The U.S. has experienced 34 recessions since 1857 according to the NBER, varying in length from two months (February to April 2020) to more than five years (October 1873 to March 1879). The average recession has lasted 17 months, while the six recessions since 1980 have lasted less than 10 months on average.
Recession vs. Depression
- In a recession, the economy contracts for two or more quarters. A depression will last for several years. In the last recession, unemployment rose to 10.0% in October 2009. In the short recession during the Covid-19 pandemic, unemployment rose to 14.7% in April 2020. During the Great Depression, which lasted from 1929 to 1939, the unemployment rate peaked at 25.59% in 1933 (The Balance).
- A recession can become a depression if it lasts long enough. However, there is no set period a recession must last or conditions that must be met for a depression to be recognized. Instead, it is a greatly exaggerated and lengthy contraction of one or more economies—you’ll also know that you’re in a depression because you’ll have been enduring a recession for a long time.
So what causes a recession? There are many factors that remind us of the trouble we see in this world. In the beginning of our time together, we read, “These things I have spoken to you, that in Me you may have peace. In the world you will have tribulation…” But there is a second part of this verse:, “but be of good cheer, I have overcome the world.” (John 16:33)
Be of good cheer! Through our difficult and challenging times, we see here that our Lord and Savior, Jesus Christ, knows and understands what we are going through. He boldly proclaims that HE (not anyone else) has overcome the world! This overcoming would include all of the challenges, hardships, financial struggles, and work related problems that we have, or ever will face!
We want you to continue to be strengthened in your faith, specifically trusting in God’s living Word which contains many promises toward us as we journey through this life.

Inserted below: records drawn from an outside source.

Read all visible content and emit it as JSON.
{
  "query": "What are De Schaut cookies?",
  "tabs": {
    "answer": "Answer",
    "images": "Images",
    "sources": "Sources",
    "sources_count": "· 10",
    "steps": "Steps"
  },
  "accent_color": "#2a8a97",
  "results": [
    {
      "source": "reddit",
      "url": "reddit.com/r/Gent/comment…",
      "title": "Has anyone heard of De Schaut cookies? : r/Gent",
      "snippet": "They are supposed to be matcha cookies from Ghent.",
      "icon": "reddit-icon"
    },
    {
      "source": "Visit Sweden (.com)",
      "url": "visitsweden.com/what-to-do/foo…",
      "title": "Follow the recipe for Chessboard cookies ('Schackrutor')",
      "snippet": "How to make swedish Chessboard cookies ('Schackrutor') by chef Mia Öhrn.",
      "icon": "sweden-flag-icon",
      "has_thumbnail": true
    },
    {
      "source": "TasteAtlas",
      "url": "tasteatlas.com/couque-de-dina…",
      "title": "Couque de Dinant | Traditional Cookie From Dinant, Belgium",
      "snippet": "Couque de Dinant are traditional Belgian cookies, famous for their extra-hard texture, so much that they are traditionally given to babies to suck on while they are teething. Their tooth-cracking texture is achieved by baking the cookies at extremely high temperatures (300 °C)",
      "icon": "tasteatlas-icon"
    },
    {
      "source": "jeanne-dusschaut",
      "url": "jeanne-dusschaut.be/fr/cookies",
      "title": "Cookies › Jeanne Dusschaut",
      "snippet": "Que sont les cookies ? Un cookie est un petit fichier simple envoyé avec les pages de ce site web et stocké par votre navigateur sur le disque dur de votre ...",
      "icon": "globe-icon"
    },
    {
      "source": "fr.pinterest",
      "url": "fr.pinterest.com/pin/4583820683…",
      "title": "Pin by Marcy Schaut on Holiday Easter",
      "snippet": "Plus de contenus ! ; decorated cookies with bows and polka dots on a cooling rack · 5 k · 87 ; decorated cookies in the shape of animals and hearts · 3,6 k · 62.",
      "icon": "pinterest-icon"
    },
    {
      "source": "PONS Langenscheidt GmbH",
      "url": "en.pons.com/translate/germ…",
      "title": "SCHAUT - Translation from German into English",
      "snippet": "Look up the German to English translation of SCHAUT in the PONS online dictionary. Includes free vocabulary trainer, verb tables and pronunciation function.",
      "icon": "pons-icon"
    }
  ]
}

Here are a few verses by way of reminder in these financially challenging days:
- “And my God shall supply all your need according to His riches in glory by Christ Jesus.” Philippians 4:19
- “Therefore do not worry, saying, ‘What shall we eat?’ or ‘What shall we drink?’ or ‘What shall we wear?’ For after all these things the Gentiles seek. For your heavenly Father knows that you need all these things.” Matthew 6:31-32
Trust God, that He WILL provide for your needs, just like the birds of the air. Trust Him as you work toward making your money last to the end of the month (and beyond) to meet your needs.
- Take advantage of our free personal stewardship reviews so you can take your next steps to being a better steward.
- Send us your questions, comments and thoughts.
- Subscribe on your favorite podcast provider so you never miss an episode.
- Leave a 5-Star Rating & Review wherever you listen to podcasts!
Material presented is property of The Stewardology Podcast, a ministry of Life Financial Group and Life Institute. You may not copy, reproduce, modify, create derivative works, or exploit any content without the expressed written permission of The Stewardology Podcast. For more information, contact us at Contact@StewardologyPodcast.com or (800) 688-5800.
The topics discussed in this podcast are for general information only and are not intended to provide specific investment advice or recommendations. Investing and investment strategies involve risk including the potential loss of principal. Past performance is not a guarantee of future results.
Securities and advisory services offered through GWM, Inc Member FINRA/SIPC